See Seven Wonders in a Single Valley
On a tight schedule? You can hardly make better use of your time than a visit to Fore Abbey, which packs seven fascinating sites into one lush green valley. Known as the Seven Wonders of Fore, these features are the stuff of folk tales, and sure to fire the imagination of even the staunchest cynic. There’s a decidedly creepy-looking “Tree That Won’t Burn,” sat next to a well filled with “Water That Doesn’t Boil.” The monastery itself apparently defies nature, having been built upon a bog, yet stubbornly refusing to sink. Oh, and that lintel stone in the ruins of St Feichin’s church? It was raised by the power of prayer. Regardless of whether or not you buy into the legends, there’s a tangible sense of mystery here that’s irresistible to the open-minded traveller.
Travel tip: The charming town of Castlepollard is the perfect jumping-off point for exploring the Seven Wonders of Fore. Just a six-minute drive from the Benedictine ruins, you’ll find cozy lodgings at Hotel Castlepollard, and—if you time your visit right—a match of the town’s major sport, a field hockey-type activity known as “hurling.”
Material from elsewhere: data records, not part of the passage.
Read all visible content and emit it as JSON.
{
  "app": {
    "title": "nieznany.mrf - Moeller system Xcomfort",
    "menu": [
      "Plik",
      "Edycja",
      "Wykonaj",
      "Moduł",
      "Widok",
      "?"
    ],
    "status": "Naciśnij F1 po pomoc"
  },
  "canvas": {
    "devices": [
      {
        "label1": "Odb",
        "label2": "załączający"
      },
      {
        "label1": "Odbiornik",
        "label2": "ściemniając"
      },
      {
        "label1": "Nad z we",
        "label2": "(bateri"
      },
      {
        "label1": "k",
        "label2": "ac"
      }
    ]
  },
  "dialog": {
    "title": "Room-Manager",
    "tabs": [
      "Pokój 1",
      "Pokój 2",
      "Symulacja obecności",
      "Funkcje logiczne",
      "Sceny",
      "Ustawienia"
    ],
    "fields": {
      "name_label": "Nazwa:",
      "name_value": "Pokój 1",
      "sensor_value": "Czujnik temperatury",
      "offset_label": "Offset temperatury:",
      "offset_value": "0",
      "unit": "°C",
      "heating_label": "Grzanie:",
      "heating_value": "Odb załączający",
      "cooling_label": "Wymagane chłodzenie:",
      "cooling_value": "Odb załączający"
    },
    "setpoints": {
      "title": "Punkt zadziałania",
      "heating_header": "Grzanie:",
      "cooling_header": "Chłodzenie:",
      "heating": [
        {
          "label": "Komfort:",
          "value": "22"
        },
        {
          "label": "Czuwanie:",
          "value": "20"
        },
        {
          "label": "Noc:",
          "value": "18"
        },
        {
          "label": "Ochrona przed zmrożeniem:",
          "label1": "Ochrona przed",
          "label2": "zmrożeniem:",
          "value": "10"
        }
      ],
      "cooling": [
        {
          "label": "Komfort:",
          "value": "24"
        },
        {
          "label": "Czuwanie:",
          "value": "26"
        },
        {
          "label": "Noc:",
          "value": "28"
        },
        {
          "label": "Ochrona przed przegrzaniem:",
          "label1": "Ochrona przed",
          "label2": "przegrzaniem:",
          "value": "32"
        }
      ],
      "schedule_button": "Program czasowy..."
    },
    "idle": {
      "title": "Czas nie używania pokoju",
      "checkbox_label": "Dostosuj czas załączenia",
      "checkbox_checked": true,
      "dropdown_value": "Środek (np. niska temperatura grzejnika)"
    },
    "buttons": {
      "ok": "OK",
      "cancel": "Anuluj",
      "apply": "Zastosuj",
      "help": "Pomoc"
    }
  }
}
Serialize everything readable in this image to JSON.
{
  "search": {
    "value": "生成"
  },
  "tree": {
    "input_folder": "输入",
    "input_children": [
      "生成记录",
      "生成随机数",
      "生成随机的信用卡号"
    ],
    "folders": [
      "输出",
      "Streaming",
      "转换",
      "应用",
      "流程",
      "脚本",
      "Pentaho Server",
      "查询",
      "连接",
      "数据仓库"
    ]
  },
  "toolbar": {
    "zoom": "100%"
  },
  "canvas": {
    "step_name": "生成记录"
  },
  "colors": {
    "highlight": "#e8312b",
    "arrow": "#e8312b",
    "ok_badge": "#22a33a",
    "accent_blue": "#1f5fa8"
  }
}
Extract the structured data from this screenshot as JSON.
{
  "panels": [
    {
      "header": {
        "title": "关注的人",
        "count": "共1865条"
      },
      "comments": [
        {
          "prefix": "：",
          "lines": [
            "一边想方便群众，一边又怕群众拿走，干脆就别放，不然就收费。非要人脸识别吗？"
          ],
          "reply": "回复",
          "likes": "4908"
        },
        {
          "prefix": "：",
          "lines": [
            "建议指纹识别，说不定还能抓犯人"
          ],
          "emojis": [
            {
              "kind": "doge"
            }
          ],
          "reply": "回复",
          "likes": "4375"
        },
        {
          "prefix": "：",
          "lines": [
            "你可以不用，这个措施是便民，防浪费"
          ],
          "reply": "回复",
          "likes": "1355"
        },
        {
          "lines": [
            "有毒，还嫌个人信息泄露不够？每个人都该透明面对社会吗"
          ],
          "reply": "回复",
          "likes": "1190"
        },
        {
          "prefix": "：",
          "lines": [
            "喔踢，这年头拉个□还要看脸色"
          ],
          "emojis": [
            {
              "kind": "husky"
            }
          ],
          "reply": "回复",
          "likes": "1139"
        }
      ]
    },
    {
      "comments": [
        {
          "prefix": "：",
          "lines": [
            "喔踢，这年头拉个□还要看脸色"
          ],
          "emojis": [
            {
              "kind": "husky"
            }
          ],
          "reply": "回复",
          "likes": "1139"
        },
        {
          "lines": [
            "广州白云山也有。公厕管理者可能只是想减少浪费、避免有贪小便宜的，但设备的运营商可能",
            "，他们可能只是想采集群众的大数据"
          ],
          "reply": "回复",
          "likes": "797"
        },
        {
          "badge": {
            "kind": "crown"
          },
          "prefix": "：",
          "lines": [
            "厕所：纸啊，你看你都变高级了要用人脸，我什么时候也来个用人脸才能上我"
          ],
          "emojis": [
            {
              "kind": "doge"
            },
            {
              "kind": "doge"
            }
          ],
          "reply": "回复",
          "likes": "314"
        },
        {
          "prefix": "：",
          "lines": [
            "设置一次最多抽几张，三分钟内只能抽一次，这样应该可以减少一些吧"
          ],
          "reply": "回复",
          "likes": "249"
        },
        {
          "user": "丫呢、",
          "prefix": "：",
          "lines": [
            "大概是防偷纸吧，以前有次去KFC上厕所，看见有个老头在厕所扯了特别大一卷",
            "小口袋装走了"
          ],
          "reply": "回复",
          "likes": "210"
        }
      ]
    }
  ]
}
Here are more abandoned churches that are eerily gorgeous.